“Renewable energy can have multiple benefits for climate and sustainable development,” wrote a team led by researchers from the University of Maryland’s Department of Atmospheric and Oceanic Science.
To figure this out, the researchers imagined three scenarios for the Sahara and the Sahel, a semi-arid region immediately to the south.
In one, the area is studded with wind turbines that stand more than 300 feet high. In another, solar panels cover 20% of the land. The third case combines wind and solar farms — a setup that would produce about 82 terawatts of electrical power. That’s far more power than the world currently needs, said study co-leader Yan Li.
Once their hypothetical energy farms were built, the researchers fed the details into a sophisticated computer program that simulates Earth’s dynamic climate. Then the program made predictions about how the farms would change the environment.
In the case of wind farms, the giant turbines would cause warmer air from above to mix with cooler air below, bringing more heat close to the surface. Air temperatures near the ground would increase by nearly 4 degrees Fahrenheit.
In addition, the turbines would interrupt the smoothness of the desert surface.
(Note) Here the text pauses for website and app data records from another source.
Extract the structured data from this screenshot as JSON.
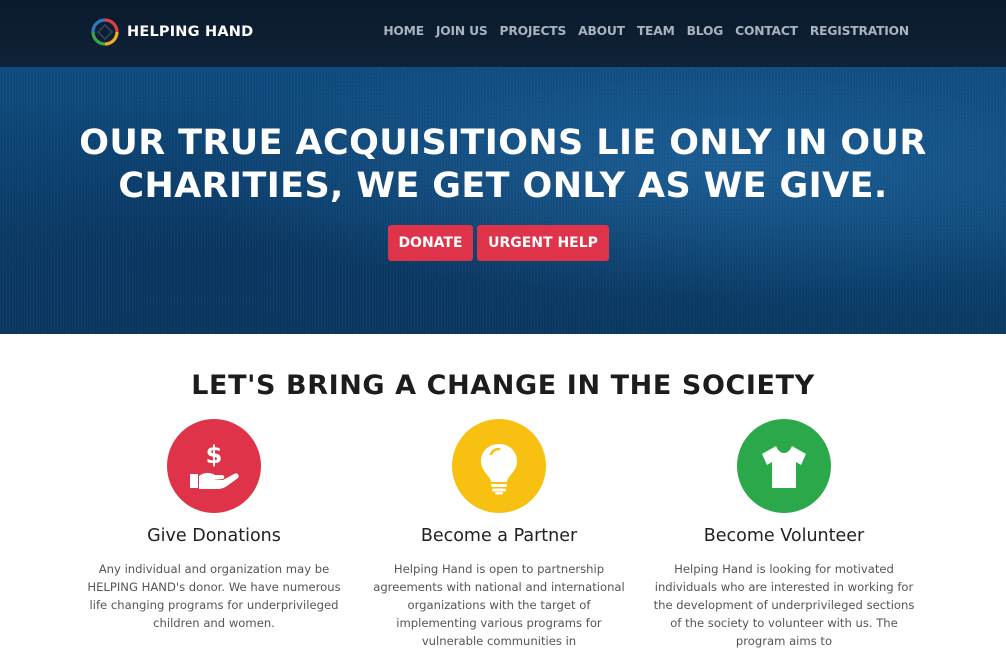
{
  "brand": {
    "name": "HELPING HAND",
    "logo_icon": "circular-arrows-logo-icon"
  },
  "nav": {
    "items": [
      "HOME",
      "JOIN US",
      "PROJECTS",
      "ABOUT",
      "TEAM",
      "BLOG",
      "CONTACT",
      "REGISTRATION"
    ]
  },
  "hero": {
    "title": "OUR TRUE ACQUISITIONS LIE ONLY IN OUR CHARITIES, WE GET ONLY AS WE GIVE.",
    "buttons": {
      "donate": "DONATE",
      "urgent": "URGENT HELP"
    }
  },
  "section": {
    "title": "LET'S BRING A CHANGE IN THE SOCIETY",
    "features": [
      {
        "title": "Give Donations",
        "description": "Any individual and organization may be HELPING HAND's donor. We have numerous life changing programs for underprivileged children and women.",
        "icon": "dollar-hand-icon",
        "color": "#de3348"
      },
      {
        "title": "Become a Partner",
        "description": "Helping Hand is open to partnership agreements with national and international organizations with the target of implementing various programs for vulnerable communities in",
        "icon": "lightbulb-icon",
        "color": "#f8c010"
      },
      {
        "title": "Become Volunteer",
        "description": "Helping Hand is looking for motivated individuals who are interested in working for the development of underprivileged sections of the society to volunteer with us. The program aims to",
        "icon": "tshirt-icon",
        "color": "#2aa84a"
      }
    ]
  },
  "colors": {
    "accent": "#de3348",
    "navbar_bg": "#0d1e33",
    "hero_bg": "#0c4676",
    "nav_link": "#a8b3bf"
  }
}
Winds blowing through the area would move more slowly.
That, combined with the added heat, would change the atmospheric conditions over the Sahara and bring more moisture to the area. Average rainfall would increase by up to 0.25 of a millimeter per day — about double what it would have been otherwise, according to the study.
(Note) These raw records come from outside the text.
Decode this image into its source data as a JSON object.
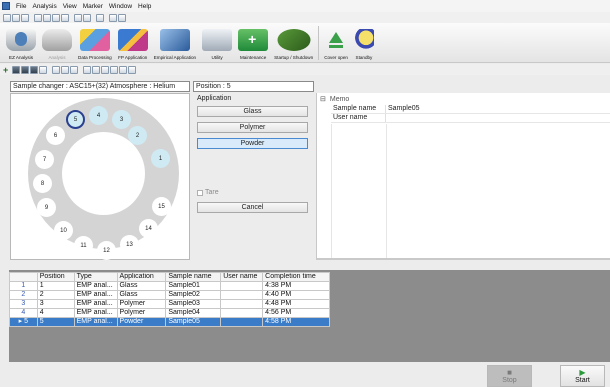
{
  "menu": [
    "File",
    "Analysis",
    "View",
    "Marker",
    "Window",
    "Help"
  ],
  "toolbar": {
    "ez_analysis": "EZ Analysis",
    "analysis": "Analysis",
    "data_processing": "Data Processing",
    "fp_application": "FP Application",
    "empirical_application": "Empirical Application",
    "utility": "Utility",
    "maintenance": "Maintenance",
    "startup_shutdown": "Startup / Shutdown",
    "cover_open": "Cover open",
    "standby": "Standby"
  },
  "changer": {
    "header": "Sample changer : ASC15+(32)  Atmosphere : Helium",
    "positions": [
      "1",
      "2",
      "3",
      "4",
      "5",
      "6",
      "7",
      "8",
      "9",
      "10",
      "11",
      "12",
      "13",
      "14",
      "15"
    ],
    "selected": "5",
    "filled": [
      "1",
      "2",
      "3",
      "4",
      "5"
    ]
  },
  "position_header": "Position : 5",
  "application": {
    "title": "Application",
    "glass": "Glass",
    "polymer": "Polymer",
    "powder": "Powder",
    "tare": "Tare",
    "cancel": "Cancel"
  },
  "memo": {
    "title": "Memo",
    "collapse": "⊟",
    "sample_name_label": "Sample name",
    "sample_name_value": "Sample05",
    "user_name_label": "User name",
    "user_name_value": ""
  },
  "table": {
    "headers": [
      "",
      "Position",
      "Type",
      "Application",
      "Sample name",
      "User name",
      "Completion time"
    ],
    "rows": [
      {
        "idx": "1",
        "position": "1",
        "type": "EMP anal...",
        "application": "Glass",
        "sample": "Sample01",
        "user": "",
        "time": "4:38 PM"
      },
      {
        "idx": "2",
        "position": "2",
        "type": "EMP anal...",
        "application": "Glass",
        "sample": "Sample02",
        "user": "",
        "time": "4:40 PM"
      },
      {
        "idx": "3",
        "position": "3",
        "type": "EMP anal...",
        "application": "Polymer",
        "sample": "Sample03",
        "user": "",
        "time": "4:48 PM"
      },
      {
        "idx": "4",
        "position": "4",
        "type": "EMP anal...",
        "application": "Polymer",
        "sample": "Sample04",
        "user": "",
        "time": "4:56 PM"
      },
      {
        "idx": "5",
        "position": "5",
        "type": "EMP anal...",
        "application": "Powder",
        "sample": "Sample05",
        "user": "",
        "time": "4:58 PM"
      }
    ],
    "current_marker": "▸"
  },
  "buttons": {
    "stop": "Stop",
    "start": "Start",
    "stop_glyph": "■",
    "start_glyph": "▶"
  },
  "colors": {
    "selected_row": "#3a7cc8",
    "filled_position": "#cfeaf3",
    "selected_ring": "#2a3f8f"
  }
}
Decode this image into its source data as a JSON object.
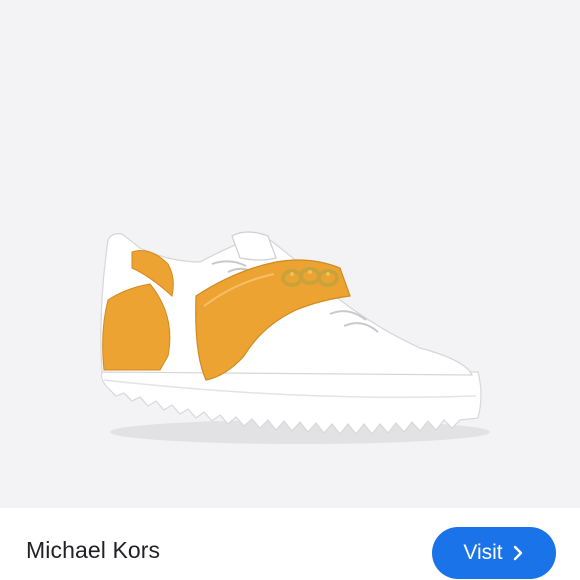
{
  "listing": {
    "brand": "Michael Kors",
    "visit_label": "Visit",
    "visit_icon": "chevron-right-icon"
  },
  "image": {
    "subject": "sneaker",
    "background_color": "#f3f3f5",
    "accent_color": "#eda332"
  },
  "colors": {
    "button": "#1a73e8",
    "button_text": "#ffffff",
    "brand_text": "#202124"
  }
}
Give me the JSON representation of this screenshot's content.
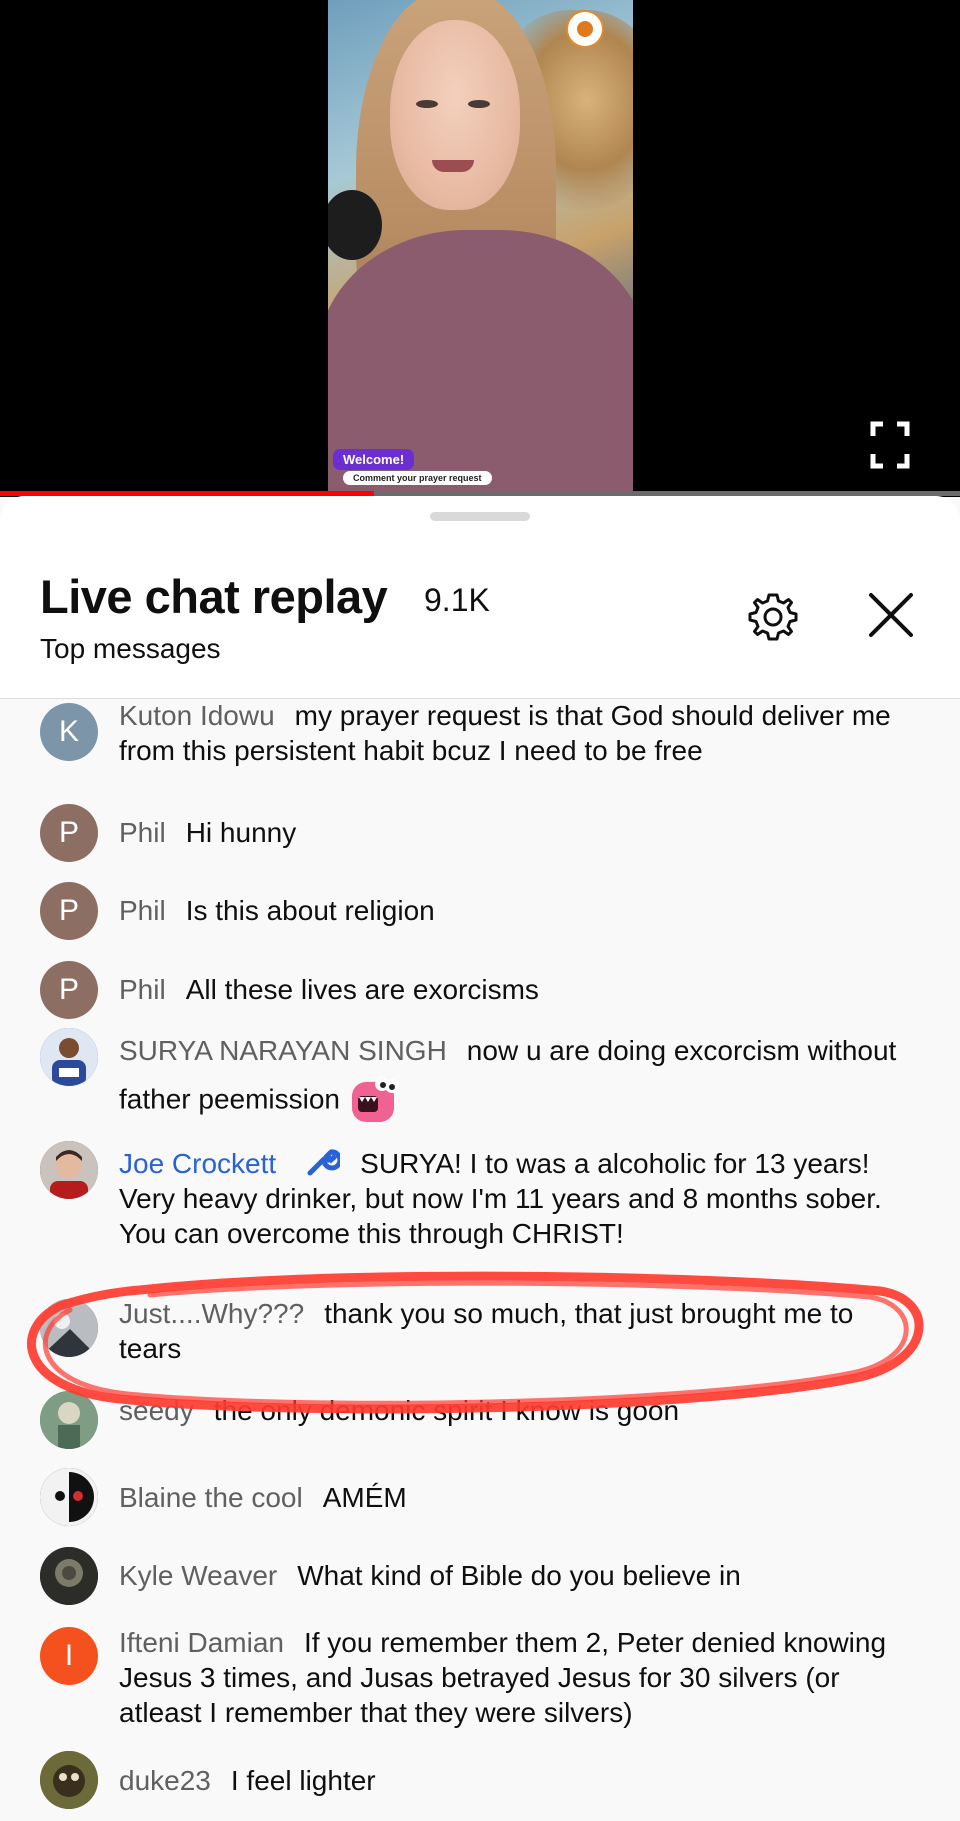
{
  "video": {
    "overlay_welcome": "Welcome!",
    "overlay_prompt": "Comment your prayer request",
    "progress_fraction": 0.39,
    "colors": {
      "progress": "#ff0000",
      "overlay_badge": "#6b2fd1"
    }
  },
  "chat_panel": {
    "title": "Live chat replay",
    "viewer_count": "9.1K",
    "filter": "Top messages",
    "settings_icon": "gear-icon",
    "close_icon": "close-icon"
  },
  "messages": [
    {
      "avatar_letter": "K",
      "avatar_color": "#7c95a8",
      "author": "Kuton Idowu",
      "text": "my prayer request is that God should deliver me from this persistent habit bcuz I need to be free"
    },
    {
      "avatar_letter": "P",
      "avatar_color": "#8d6e63",
      "author": "Phil",
      "text": "Hi hunny"
    },
    {
      "avatar_letter": "P",
      "avatar_color": "#8d6e63",
      "author": "Phil",
      "text": "Is this about religion"
    },
    {
      "avatar_letter": "P",
      "avatar_color": "#8d6e63",
      "author": "Phil",
      "text": "All these lives are exorcisms"
    },
    {
      "avatar_letter": "",
      "avatar_color": "#2c4a9a",
      "author": "SURYA NARAYAN SINGH",
      "text": "now u are doing excorcism without father peemission",
      "emoji": "pink-monster-emoji"
    },
    {
      "avatar_letter": "",
      "avatar_color": "#6b3a3a",
      "author": "Joe Crockett",
      "badge": "wrench-icon",
      "text": "SURYA! I to was a alcoholic for 13 years! Very heavy drinker, but now I'm 11 years and 8 months sober. You can overcome this through CHRIST!"
    },
    {
      "avatar_letter": "",
      "avatar_color": "#4b5560",
      "author": "Just....Why???",
      "text": "thank you so much, that just brought me to tears"
    },
    {
      "avatar_letter": "",
      "avatar_color": "#5d7a5a",
      "author": "seedy",
      "text": "the only demonic spirit I know is goon"
    },
    {
      "avatar_letter": "",
      "avatar_color": "#222222",
      "author": "Blaine the cool",
      "text": "AMÉM"
    },
    {
      "avatar_letter": "",
      "avatar_color": "#3b3b34",
      "author": "Kyle Weaver",
      "text": "What kind of Bible do you believe in"
    },
    {
      "avatar_letter": "I",
      "avatar_color": "#f4511e",
      "author": "Ifteni Damian",
      "text": "If you remember them 2, Peter denied knowing Jesus 3 times, and Jusas betrayed Jesus for 30 silvers (or atleast I remember that they were silvers)"
    },
    {
      "avatar_letter": "",
      "avatar_color": "#5a5a2e",
      "author": "duke23",
      "text": "I feel lighter"
    }
  ],
  "annotation": {
    "type": "hand-drawn ellipse",
    "color": "#ff3b30",
    "target_message": "Just....Why???"
  }
}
The additional water would fuel plant growth, and those extra plants would reduce the amount of sunlight that’s reflected off the desert surface.
From there, it’s a positive feedback loop, the researchers explained: The reduced reflectivity (or surface albedo) enhances precipitation, which fuels plant growth, which reduces albedo, and so on.
The story is a little different for solar farms.
Instead of slowing the wind or causing hot and cool air to mix, the main effect of solar panels is to reduce albedo. That would increase average daily precipitation by about 0.13 of a millimeter in the Sahara and 0.59 of a millimeter in the Sahel. The additional water would induce more plant growth, further reducing albedo and allowing the cycle to continue.
These changes were predicted to increase the maximum temperature by more than 2 degrees Fahrenheit, the researchers reported.
If wind and solar farms were combined, these effects would be “enhanced,” they said. Average daily precipitation would increase to 0.59 of a millimeter. That’s nearly 1.5 times higher than the Sahara would be in its natural state.
But the rain wouldn’t be spread evenly everywhere. The computer simulations predicted that parts of the Sahel could get as much as nearly 20 inches of additional precipitation per year. All that extra water could have “major ecological, environmental, and societal impacts,” Li and his colleagues wrote.
Average temperature would also rise, by nearly 5 degrees Fahrenheit.
Changes like these wouldn’t necessarily happen everywhere solar farms are built, the researchers cautioned. In the Sahara, the key is that today’s typical solar panels would increase the surface albedo. But if the landscape were different, that might not be true.
Ditto if the solar panels were more efficient — that could cause temperatures to fall instead of rise. Without added heat, rainfall wouldn’t increase. It might even decrease, the researchers noted.